“Online retail is moving to become faster and more similar to a trip to the store,” he said. “Typically old fashioned online fulfillment would be done from a warehouse far from the customer, maybe in San Bernadino, then mailed to you by the post office or UPS. The future of online retail is more analogous to a trip to the store. In the real world, when the customer decides they need a product, they go to the store when it’s convenient for them and that’s often right now.”
Bardach’s company provides independent retailers with a system for same day delivery to local customers.
“We have a way to enable local businesses to provide that same service level if not better, quicker, faster to their customers,” he said. “We will give them some leverage and competitive edge against Google and Amazon. Everyone will be forced to provide delivery to compete in my mind.”
Bardach’s service brokers space on idle delivery trucks. He said he has contracts with established courier services that allow his clients make same day deliveries on an as-needed basis. His contribution to the system is a smooth customer experience and a level of customer service that he said outpaces larger rivals.
He said businesses could contract with him and then advertise the delivery service as part of their offerings or individual customers can utilize his service to pick and choose items from participating retailers. Bardach said he is testing a digital marketplace that will be a one-stop shop for local delivery options.
“Our users don’t have to negotiate and navigate all these different vendors,” he said. “They can just go through us. The technology that we’ve built helps facilitate that and support our customers in real time. I think what we’re doing fundamentally differently is providing an experience that’s second to none. What we’re really leveraging the technology to do is to have flexibility and bandwidth to talk to people as much as they need us to. That touch, where our customers feel they have someone who is collaborating with them to solve problems, is not a feeling big companies are good at.”
Yummy.com is a web-based grocery delivery service that operates several physical stores, including one in Santa Monica. The company offers a same day delivery for a fee or for free if customers spend more than $100. Montgomery said he can delivery groceries in about 30 minutes, far faster than even the same day options of larger companies.

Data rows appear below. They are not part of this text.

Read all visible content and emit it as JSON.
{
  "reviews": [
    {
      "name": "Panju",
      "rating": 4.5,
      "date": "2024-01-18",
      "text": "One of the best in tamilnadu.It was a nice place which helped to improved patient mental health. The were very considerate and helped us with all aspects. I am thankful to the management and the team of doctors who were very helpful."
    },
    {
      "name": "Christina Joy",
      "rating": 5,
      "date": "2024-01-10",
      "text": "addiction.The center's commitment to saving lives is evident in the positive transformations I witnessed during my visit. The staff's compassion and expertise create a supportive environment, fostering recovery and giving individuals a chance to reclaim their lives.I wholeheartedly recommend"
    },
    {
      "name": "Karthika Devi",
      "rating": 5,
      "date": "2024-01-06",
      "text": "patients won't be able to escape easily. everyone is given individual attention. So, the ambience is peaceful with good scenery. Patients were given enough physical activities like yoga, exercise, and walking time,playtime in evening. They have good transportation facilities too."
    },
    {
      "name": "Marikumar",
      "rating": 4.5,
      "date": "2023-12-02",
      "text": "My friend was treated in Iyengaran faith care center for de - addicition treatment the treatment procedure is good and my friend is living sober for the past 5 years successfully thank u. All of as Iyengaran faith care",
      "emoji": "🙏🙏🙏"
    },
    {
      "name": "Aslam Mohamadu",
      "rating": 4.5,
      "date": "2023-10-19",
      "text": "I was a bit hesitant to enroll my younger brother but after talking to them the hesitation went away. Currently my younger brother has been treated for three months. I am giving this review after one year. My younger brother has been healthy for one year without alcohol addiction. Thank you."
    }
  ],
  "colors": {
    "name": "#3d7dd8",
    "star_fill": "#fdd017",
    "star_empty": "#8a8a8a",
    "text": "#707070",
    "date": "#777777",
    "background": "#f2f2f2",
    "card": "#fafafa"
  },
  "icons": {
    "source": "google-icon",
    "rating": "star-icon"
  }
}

“(Google and Amazon) don’t in fact delivery it now,” he said. “It might be if you order by 1 p.m., you get it by 8, but it’s not in fact, as convenient as a trip to the store yourself or as fast. We’re basically addressing a little bit of a customer need. We’re as close to going to the store yourself as you can get.”
He said the larger retailers would probably settle on catering to customers that want to schedule deliveries for particularly heavy items or large loads but that the average shopper wanted a different kind delivery option.
“We are addressing different customer needs with a different solution. It’s just not the same type of problem that Amazon is solving, if you’re at home and you want to buy $300 worth of groceries or 15 cases of water and it’s really heavy you might say you want it delivered,” he said. “We’re when you are looking to fill in a shopping list, you need 15 items and as an alternative to the store you order online. Because Amazon is focusing on customers who need a delivery we’re focused on customers who value the convenience of our 30 minute delivery.”
Both local businesses said they saw a bright future for fast delivery and both hoped to get a piece of the larger pie by growing their services beyond Santa Monica, even as the big boys move in.
Bardach said his company is already active in other cities including Denver Boston and San Francisco proving that there is a market for the last-mile service.
Montgomery said his company started in groceries because there is some efficiency with grocery shopping, such as the frequency of purchases, but that overall, groceries are a very competitive market. After successfully building his food service, he said he saw no reason why the technology couldn’t be applied to other kinds of stores.
“We have the knowledge to fulfill an online order in about 30 minutes and that can be applied to many retail environments,” said Montgomery.